Although not to everyone’s taste, this noodle shop is one of the most well-known in Taipei and you’ll have to line up in a quick-moving queue to get your order in. As i was waiting for my friend to get his order, I noticed these signs on the pillar that separates the store from its neighbour:
As well as the English-language sign on the left which states rather directly: “Don’t eat noodle here”, there’s a Chinese-language sign on the right. For those lacking super vision, here’s the enlarged version:
This sign reads as follows:
Compatriots who are fans of flour noodles, don’t let your rubbish fall on the ground.

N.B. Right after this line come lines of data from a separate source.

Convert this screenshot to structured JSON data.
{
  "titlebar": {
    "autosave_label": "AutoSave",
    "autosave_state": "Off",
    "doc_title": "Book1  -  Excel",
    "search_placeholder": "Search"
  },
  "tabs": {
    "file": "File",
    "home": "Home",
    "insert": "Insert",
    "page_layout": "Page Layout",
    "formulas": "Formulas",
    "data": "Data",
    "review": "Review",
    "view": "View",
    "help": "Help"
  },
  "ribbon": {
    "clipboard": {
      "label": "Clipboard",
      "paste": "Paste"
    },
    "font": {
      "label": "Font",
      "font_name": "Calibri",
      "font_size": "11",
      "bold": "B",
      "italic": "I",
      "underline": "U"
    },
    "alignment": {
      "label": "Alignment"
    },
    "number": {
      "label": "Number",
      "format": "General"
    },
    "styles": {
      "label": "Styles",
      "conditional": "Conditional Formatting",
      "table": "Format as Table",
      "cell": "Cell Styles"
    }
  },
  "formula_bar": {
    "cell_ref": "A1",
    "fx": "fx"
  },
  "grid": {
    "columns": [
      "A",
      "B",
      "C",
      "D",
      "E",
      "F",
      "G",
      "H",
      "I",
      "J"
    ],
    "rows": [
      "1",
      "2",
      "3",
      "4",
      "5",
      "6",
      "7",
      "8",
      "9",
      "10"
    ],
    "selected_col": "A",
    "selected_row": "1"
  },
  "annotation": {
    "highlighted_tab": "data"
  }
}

Don’t cause people problems, thanks!
Although the word 「同胞」 technically means simply “compatriots”, it is frequently used by people on both side of the Taiwan Strait to refer to the other side, more frequent when Chinese people refer to Taiwanese people.
For example, the permit (as their passports aren’t officially recognized) that Taiwanese people have to get to enter Mainland China are called 「台胞證」(Taiwan Compatriot Permit) a more casual way of referring to the 「台灣居民來往大陸通行證」 （Permit to allow residents of Taiwan freedom of passage to and from Mainland China).
In my mind this suggested that the sign was probably aimed primarily at Mainland Chinese tourists, many of whom visit the noodle shop while in Taipei.